The AQM-34K was a night reconnaissance version
of the Firebee series of targets drones and RPVs (Remotely Piloted
Vehicles) and was one of the most successful and versatile unmanned
aircraft developed at the time. It was equipped with an infrared
strobe and Doppler radar. It had the short wings of the original
BQM-34A, but the longer fuselage and higher-rated engine of the
147G/J. Twenty of these types of RPVs were built and flown between
December 1968 and November of 1969.
The Firebee series of target drones, developed
starting in 1948, and the follow on RPVs (Remotely Piloted Vehicles)
are still one of the most successful and versatile unmanned aircraft.
The Drones were originally developed to be used as an aerial
target by all three services. The manufacturer of the Firebee
is presently Northrop Grumman, who acquired Teledyne Ryan Aeronautical
in July 1999. More than 6500 Firebee targets of all versions
have been built to date for the U.S. armed services.
The USAF developed the reconnaissance RPV variant
of the BQM-34A Firebee target drone starting in 1961 recognizing
the risk to pilots in manned reconnaisance aircraft. At the time
the only aircraft used for reconnaissance were the RF-101s, RB-47s
and the U-2s.
Ryan converted a target drone to a reconnaissance
RPV configuration under a project called "Fire Fly".
The result was the Model 147A, which first flew in April 1962.
The 147A was externally identical to the standard BQM-34A target
drone but with an upgraded navigation system and increased fuel
supply. The 147A, used the same J69-T-29 engine and was recovered
by a two-stage parachute descent system as in the BQM-34A. The
Model 147 drones were air launched from a Lockheed DC-130 Hercules.
The 147SRE was equipped with an infrared strobe and Doppler radar.
It had the short wings of the original BQM-34A, but the longer
fuselage and higher-rated engine of the 147G/J
In 1969 the Air Force assigned the AQM-34 designations
with various suffix letters to the RPVs. The AQM-34K (147SRE)
was in service from November of 1968 to October of 1969. Most
of the 20 manufactured with this designation were used operationally
over South-East Asia. The RPV under restoration saw service in
Viet Nam where its operational mission was surveillance, reconnaissance,
intrusion detection and sensor deployment.
The drone was donated to the California Science
Center in 1986 by Lawrence A. LaCotti, President of the Lear
Siegler, Inc. Astronics Division. The Western Museum of Flight
acquired the RPV in 2001, on loan from the California Science
Center, Los Angeles, CA. The AQM-34K is currently on display
at the Western Museum of Flight, Torrance, CA.
Additional pictures of the Western Museum of flight's
AQM-34k, can be seen on the Teledyne-Ryan AQM-34 Firebee RPV
web site, click
Restoration started in 2005 with the fabrication
of the tan access panel covers as shown in the following pictures.
Engine inlet and exhaust covers were also fabricated. Since the
wing tips and tail parachute cover are similar to the BQM-34

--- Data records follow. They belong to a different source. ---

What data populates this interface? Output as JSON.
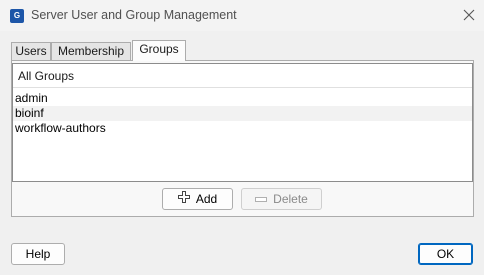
{
  "window": {
    "title": "Server User and Group Management",
    "app_icon_text": "G"
  },
  "tabs": [
    {
      "label": "Users",
      "active": false
    },
    {
      "label": "Membership",
      "active": false
    },
    {
      "label": "Groups",
      "active": true
    }
  ],
  "groups_list": {
    "header": "All Groups",
    "items": [
      "admin",
      "bioinf",
      "workflow-authors"
    ]
  },
  "actions": {
    "add_label": "Add",
    "delete_label": "Delete",
    "delete_enabled": false
  },
  "footer": {
    "help_label": "Help",
    "ok_label": "OK"
  },
  "colors": {
    "accent": "#0067c0",
    "app_icon": "#1d56a8"
  }
}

still in use, efforts were made to obtain them. As a result the
wing tips were obtained from Point Mugu and installed along with
the missing vertical access panels on the vertical stabilizer
and the tail parachute cone. The rudder and lower assembly were
then fabricated and installed.
The last task was to sand the outer skin and repair
any damage prior to painting.
The Firebee was restored by a Western Museum Of
Flight crew under the direction of volunteer Herb Stark. It initially
lacked wingtips and a tailcone, but a set of short wingtips and
a long parachute container/tailcone have been obtained and are
now being refurbished. Whether a long or short tailcone was fitted
originally is very difficult to establish (lacking photos), but
Dave Matthews thinks the the switch to the 100 foot chute with
corresponding larger tailcone was made in late 1971. Close examination
of the drone has revealed that it is fitted with the original
horizontal stabilizer tips without endplates (endplate use began
with the 147SC, SD and SK models). This means that the restoration
crew will have to build a ventral fin from scratch. SRE-8 does
not have an engine.
The restoration crew worked hard during 2005 and
2006. Wing tips and a tailcone were found and installed, and
a replacement rudder and rudder actuator fairing were made from
scratch. In June 2006 the Firebee was repainted in black overall.